As regards the concept of “right to information on file”, it is laid down in the EU Directive 2012/13, Article 7, and in Article 520 of the Criminal Procedure Code (LeCrim).
In turn, the Constitutional Court understands that the right to information in the file covers all material that is held from the detainee’s file (complaints, documentation of the records made at the time of arrest…), either in physical form or by computer.
Therefore, any relevant information that has served the purpose of detention and is fundamental to effectively challenge the legality of detention is included within the right to information in the file.
With the foregoing, counsel has the right to review the police record and to request relevant information regarding detention.
8.-Doctrine applicable even when there is no rule that regulates it.
As regards the implementation of the Directives and the primacy of European law, the Constitutional Court’s ruling 13/2017 sets out two key points:
First of all, the Court states that although there is no national law covering the provisions of the Directives, the latter and the rights and guarantees set out therein are directly applicable in our legislation if the mandatory deadline for their transposition has expired.

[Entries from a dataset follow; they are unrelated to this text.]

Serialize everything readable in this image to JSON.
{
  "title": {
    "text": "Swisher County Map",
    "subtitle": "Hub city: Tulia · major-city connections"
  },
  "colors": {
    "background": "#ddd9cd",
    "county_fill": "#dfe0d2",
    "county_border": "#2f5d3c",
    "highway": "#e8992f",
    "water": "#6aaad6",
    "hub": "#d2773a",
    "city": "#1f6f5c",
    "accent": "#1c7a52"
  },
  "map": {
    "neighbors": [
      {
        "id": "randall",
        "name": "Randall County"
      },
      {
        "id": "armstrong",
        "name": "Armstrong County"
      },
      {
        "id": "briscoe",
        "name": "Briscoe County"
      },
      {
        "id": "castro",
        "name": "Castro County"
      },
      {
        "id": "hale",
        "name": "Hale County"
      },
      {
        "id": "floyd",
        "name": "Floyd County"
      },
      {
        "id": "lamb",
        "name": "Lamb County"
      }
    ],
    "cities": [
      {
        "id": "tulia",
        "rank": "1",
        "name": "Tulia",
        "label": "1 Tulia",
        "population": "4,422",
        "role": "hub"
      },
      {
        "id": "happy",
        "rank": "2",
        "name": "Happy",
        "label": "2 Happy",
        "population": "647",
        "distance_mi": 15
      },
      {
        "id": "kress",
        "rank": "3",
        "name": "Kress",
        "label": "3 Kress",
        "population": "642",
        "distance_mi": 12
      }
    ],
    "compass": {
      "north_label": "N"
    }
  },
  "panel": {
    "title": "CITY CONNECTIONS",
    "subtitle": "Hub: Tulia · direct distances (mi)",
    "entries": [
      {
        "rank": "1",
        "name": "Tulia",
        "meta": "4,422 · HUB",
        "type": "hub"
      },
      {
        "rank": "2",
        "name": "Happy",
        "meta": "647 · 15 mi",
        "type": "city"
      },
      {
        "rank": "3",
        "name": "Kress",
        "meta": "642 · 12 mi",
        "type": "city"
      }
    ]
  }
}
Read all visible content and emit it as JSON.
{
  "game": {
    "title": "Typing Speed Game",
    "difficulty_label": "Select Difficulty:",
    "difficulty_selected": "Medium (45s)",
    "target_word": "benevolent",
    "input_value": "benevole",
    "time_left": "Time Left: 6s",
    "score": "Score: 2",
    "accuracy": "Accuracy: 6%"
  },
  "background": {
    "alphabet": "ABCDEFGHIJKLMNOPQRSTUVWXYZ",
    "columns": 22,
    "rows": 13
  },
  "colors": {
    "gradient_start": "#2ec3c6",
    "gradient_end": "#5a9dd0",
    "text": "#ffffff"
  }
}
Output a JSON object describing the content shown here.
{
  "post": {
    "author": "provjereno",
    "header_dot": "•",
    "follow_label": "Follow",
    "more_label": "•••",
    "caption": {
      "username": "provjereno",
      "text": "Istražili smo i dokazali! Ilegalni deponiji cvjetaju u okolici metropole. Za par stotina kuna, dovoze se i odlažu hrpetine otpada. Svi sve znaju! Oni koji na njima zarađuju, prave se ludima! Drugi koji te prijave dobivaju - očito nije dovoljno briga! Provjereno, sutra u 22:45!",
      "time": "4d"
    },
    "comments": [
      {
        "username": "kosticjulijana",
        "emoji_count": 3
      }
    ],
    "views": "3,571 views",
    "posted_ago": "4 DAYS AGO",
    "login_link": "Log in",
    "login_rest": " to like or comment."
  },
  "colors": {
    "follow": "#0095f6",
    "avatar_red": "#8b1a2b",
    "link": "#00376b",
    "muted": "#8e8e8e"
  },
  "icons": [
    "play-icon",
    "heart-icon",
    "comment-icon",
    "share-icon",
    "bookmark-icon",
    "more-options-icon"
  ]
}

Therefore, Directive 2012/13 EU (link to the Directive), at the time was the source of the right.
Secondly, directives that have been insufficiently or inadequately transposed, or directives that have omitted obligations in favor of citizens, will always be directly applicable by direct vertical effect.
Therefore, taking into account the foregoing, in the face of any violation of the rights and guarantees of the detainee, even if they are not established in domestic legislation but in European directives that have direct effect for the reasons explained, the institution of Habeas Corpus must be consulted.
9.-What if Habeas Corpus is denied by the judge?
If Habeas Corpus is admitted to the proceeding, but rejected, it is necessary to file an appeal for protection, alleging the violation of Article 17.3 EC.
However, if Habeas Corpus is inadmissible, an action for annulment must be filed in order to exhaust all possible legal avenues before resorting to the Appeal for Protection in which the violation of Article 17.3 and 17.4 EC will be alleged.
Judgment of the Constitutional Court 13/2017 of 30 January 2007
Organic Law 6/1984, of 24 May 1984, regulating the procedure of “Habeas Corpus”.
Directive 2012/13 EU